- What the exercise asks
Work out how many lines of the listing hold "data", then state only that count.

- Entries shown
▼▼▼

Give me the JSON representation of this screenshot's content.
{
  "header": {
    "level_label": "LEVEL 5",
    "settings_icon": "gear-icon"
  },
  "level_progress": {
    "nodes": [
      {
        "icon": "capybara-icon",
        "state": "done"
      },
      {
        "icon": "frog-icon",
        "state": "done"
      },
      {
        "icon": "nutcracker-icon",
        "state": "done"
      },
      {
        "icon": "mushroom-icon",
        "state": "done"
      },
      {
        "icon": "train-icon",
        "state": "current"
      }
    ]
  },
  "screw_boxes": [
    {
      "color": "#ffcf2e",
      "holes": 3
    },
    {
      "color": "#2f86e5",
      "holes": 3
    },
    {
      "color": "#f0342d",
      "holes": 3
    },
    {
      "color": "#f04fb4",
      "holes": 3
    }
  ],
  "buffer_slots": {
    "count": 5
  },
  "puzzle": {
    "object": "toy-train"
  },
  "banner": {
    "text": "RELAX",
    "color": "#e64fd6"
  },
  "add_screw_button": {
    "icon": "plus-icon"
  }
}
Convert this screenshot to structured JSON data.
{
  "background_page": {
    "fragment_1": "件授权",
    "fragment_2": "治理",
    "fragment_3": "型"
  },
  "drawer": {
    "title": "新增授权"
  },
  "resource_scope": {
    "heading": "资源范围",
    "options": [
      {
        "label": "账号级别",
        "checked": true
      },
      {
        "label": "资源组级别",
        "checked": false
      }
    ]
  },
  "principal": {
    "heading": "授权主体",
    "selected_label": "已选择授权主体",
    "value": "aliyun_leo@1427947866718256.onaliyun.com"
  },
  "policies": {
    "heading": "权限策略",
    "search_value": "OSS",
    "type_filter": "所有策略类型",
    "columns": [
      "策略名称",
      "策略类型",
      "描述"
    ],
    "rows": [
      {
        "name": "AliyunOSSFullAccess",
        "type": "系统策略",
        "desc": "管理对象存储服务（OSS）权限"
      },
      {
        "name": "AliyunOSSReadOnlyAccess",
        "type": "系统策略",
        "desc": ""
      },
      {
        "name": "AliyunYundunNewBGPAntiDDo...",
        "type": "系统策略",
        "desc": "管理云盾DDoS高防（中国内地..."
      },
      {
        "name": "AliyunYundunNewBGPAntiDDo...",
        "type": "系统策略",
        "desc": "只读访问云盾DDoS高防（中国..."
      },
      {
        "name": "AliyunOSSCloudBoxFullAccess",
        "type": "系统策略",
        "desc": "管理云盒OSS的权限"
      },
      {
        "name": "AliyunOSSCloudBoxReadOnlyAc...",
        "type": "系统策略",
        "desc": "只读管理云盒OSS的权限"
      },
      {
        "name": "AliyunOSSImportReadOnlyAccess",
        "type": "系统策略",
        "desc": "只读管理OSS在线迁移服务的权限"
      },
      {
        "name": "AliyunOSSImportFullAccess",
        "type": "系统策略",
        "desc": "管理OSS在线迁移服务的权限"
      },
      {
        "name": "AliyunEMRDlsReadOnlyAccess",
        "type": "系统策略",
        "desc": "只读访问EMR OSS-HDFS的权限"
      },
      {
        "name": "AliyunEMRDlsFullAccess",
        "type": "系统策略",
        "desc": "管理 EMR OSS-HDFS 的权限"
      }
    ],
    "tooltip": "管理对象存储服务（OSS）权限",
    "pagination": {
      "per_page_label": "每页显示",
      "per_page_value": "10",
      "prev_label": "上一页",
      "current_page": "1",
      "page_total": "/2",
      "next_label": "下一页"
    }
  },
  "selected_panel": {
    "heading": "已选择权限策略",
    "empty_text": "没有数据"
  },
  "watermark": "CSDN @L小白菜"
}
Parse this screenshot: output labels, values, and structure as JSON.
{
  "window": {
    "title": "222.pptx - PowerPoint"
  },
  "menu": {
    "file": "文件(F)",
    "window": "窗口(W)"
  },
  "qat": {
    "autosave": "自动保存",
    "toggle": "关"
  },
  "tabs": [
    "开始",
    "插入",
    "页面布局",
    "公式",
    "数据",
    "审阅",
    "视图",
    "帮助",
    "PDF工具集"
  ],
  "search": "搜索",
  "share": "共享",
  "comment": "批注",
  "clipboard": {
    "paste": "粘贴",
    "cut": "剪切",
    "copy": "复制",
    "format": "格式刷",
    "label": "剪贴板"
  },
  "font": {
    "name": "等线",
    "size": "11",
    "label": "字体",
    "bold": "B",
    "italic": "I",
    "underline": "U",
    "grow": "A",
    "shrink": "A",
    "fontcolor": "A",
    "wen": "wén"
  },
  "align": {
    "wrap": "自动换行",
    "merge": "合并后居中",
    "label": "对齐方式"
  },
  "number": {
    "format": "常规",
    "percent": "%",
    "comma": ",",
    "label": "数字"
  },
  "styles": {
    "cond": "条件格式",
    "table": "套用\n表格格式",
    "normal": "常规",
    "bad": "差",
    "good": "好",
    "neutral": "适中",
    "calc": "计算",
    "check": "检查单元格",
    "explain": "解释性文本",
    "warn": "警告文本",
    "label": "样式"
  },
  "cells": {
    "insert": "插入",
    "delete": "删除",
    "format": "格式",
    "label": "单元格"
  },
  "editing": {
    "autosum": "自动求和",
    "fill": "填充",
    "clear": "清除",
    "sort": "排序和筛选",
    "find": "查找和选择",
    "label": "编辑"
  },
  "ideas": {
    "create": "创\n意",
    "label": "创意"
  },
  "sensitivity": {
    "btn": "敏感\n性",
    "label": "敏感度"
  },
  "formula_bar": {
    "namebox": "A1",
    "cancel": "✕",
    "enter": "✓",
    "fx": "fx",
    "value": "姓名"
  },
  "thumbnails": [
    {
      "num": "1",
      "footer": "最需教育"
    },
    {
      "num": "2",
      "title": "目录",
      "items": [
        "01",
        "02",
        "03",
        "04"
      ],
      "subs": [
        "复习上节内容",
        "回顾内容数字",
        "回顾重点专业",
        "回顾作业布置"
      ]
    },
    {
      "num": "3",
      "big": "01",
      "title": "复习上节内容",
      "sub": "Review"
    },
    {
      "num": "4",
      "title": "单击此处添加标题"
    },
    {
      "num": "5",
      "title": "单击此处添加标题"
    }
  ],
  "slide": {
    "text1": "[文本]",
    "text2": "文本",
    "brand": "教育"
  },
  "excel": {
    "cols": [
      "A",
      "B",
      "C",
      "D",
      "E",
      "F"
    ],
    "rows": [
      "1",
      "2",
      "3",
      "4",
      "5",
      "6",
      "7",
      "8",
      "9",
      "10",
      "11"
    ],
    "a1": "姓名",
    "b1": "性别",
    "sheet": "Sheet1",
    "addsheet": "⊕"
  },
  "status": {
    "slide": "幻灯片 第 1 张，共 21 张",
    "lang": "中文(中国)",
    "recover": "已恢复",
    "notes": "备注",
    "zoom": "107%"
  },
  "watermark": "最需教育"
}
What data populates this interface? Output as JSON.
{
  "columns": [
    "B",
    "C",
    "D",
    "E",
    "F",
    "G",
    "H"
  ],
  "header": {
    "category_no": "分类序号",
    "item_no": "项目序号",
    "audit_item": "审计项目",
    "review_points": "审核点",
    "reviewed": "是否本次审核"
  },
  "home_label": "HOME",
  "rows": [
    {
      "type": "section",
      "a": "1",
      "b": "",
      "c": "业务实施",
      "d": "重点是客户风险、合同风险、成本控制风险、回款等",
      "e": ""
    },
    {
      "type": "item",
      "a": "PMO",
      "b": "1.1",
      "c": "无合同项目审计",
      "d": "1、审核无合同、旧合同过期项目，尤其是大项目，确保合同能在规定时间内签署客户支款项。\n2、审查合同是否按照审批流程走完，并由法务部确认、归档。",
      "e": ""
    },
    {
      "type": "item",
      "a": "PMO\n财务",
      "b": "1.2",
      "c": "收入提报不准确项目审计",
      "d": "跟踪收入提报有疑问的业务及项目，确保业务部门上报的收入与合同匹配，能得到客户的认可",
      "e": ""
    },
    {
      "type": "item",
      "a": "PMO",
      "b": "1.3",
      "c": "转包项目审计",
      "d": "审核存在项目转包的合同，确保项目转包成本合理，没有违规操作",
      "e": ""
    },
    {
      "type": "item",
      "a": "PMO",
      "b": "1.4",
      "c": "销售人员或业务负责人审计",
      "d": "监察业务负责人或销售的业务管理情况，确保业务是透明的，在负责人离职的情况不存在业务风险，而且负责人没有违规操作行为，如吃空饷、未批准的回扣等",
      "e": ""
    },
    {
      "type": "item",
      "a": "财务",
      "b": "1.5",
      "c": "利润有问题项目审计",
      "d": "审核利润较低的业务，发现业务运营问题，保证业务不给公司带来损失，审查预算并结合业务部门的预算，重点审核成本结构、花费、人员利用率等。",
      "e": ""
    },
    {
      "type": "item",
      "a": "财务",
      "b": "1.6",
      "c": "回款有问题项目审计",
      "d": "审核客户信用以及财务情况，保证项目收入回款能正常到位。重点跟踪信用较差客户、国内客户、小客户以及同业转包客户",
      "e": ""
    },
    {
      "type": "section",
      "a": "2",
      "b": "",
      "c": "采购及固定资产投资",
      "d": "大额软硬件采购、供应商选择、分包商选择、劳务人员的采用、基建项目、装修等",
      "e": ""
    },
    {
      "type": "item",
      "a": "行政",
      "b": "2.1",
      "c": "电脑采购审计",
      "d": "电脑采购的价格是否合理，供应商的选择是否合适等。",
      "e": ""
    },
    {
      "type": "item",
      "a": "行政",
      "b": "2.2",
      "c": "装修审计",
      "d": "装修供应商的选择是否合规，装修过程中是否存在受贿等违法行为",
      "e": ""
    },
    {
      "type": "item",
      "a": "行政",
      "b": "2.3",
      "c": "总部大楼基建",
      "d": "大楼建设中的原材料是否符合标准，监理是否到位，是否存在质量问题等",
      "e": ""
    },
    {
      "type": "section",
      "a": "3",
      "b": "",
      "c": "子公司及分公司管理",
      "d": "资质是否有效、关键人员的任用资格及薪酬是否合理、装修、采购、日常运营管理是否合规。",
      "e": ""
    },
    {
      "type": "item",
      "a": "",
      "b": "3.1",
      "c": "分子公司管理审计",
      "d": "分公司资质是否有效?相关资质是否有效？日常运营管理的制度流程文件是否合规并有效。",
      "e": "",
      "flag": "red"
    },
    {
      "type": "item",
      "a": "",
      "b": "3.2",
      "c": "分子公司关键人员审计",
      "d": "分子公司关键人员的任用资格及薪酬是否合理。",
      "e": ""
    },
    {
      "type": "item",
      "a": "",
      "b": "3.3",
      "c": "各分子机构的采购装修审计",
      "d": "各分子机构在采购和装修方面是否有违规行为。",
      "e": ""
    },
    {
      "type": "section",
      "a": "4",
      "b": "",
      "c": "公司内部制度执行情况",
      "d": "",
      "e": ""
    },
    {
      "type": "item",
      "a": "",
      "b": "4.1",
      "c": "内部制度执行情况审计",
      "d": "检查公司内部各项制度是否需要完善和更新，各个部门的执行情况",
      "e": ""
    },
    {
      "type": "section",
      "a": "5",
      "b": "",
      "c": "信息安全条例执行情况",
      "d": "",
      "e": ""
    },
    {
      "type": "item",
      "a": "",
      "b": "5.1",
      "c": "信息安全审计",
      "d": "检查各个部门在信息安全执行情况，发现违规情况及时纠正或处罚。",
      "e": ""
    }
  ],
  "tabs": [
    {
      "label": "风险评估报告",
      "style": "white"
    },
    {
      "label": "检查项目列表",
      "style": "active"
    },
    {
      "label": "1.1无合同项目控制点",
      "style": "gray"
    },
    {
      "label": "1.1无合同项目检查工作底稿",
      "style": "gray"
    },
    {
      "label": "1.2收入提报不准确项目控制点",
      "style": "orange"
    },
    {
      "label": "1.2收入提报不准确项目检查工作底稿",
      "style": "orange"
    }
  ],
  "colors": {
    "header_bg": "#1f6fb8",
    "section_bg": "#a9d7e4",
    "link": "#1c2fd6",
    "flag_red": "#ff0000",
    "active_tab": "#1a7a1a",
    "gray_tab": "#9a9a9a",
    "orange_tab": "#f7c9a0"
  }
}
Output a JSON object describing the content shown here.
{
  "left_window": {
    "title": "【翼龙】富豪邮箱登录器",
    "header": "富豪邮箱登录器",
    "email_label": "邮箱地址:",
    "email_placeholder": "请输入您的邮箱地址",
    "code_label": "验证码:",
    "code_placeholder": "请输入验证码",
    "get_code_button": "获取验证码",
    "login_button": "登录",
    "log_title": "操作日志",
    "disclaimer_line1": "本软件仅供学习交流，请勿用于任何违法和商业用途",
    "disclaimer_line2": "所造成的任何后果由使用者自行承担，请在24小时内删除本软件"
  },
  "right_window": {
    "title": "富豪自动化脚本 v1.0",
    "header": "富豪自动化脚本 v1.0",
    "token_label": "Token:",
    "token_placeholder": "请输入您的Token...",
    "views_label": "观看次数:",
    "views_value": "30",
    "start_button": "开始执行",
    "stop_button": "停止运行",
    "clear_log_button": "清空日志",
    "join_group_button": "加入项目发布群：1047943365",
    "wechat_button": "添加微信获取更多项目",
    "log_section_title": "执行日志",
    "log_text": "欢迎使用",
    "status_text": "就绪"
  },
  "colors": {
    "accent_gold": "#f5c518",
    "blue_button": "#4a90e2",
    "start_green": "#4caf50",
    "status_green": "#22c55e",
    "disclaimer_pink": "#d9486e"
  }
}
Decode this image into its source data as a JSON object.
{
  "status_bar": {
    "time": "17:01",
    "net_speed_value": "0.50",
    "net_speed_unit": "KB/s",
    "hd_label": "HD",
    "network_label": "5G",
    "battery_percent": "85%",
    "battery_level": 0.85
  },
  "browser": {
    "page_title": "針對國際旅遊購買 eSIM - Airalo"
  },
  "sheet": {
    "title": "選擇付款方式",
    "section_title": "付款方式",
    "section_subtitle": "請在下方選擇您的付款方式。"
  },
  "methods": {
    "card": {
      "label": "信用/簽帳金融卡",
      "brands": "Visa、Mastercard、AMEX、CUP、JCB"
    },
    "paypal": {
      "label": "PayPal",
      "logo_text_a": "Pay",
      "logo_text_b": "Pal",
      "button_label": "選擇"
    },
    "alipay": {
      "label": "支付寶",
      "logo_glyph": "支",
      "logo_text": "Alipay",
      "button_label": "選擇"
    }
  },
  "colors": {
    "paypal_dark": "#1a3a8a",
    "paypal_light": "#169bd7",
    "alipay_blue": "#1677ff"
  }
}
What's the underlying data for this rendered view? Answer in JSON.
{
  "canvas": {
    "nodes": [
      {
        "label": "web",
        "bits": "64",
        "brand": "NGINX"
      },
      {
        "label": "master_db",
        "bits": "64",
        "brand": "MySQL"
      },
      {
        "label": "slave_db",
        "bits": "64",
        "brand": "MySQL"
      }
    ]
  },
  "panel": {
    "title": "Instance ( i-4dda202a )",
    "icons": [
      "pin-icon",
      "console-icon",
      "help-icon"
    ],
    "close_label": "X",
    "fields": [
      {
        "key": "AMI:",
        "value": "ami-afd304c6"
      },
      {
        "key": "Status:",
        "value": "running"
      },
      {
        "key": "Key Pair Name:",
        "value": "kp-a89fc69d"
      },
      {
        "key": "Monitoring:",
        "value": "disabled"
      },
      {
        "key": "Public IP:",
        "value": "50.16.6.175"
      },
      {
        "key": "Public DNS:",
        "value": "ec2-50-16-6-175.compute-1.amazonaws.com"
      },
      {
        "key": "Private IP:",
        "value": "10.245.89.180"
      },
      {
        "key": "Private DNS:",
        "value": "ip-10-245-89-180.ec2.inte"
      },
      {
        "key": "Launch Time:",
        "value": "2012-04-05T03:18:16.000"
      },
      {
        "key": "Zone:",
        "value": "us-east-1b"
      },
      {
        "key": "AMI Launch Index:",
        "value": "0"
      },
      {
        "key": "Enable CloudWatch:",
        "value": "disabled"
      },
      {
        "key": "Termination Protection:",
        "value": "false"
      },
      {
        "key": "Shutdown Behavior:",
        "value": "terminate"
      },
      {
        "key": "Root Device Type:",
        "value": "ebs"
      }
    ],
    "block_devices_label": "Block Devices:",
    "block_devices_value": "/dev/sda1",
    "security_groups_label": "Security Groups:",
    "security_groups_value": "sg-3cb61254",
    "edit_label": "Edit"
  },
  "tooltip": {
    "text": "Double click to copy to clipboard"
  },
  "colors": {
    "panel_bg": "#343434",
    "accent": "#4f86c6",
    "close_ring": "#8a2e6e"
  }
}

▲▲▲

- Answer space
4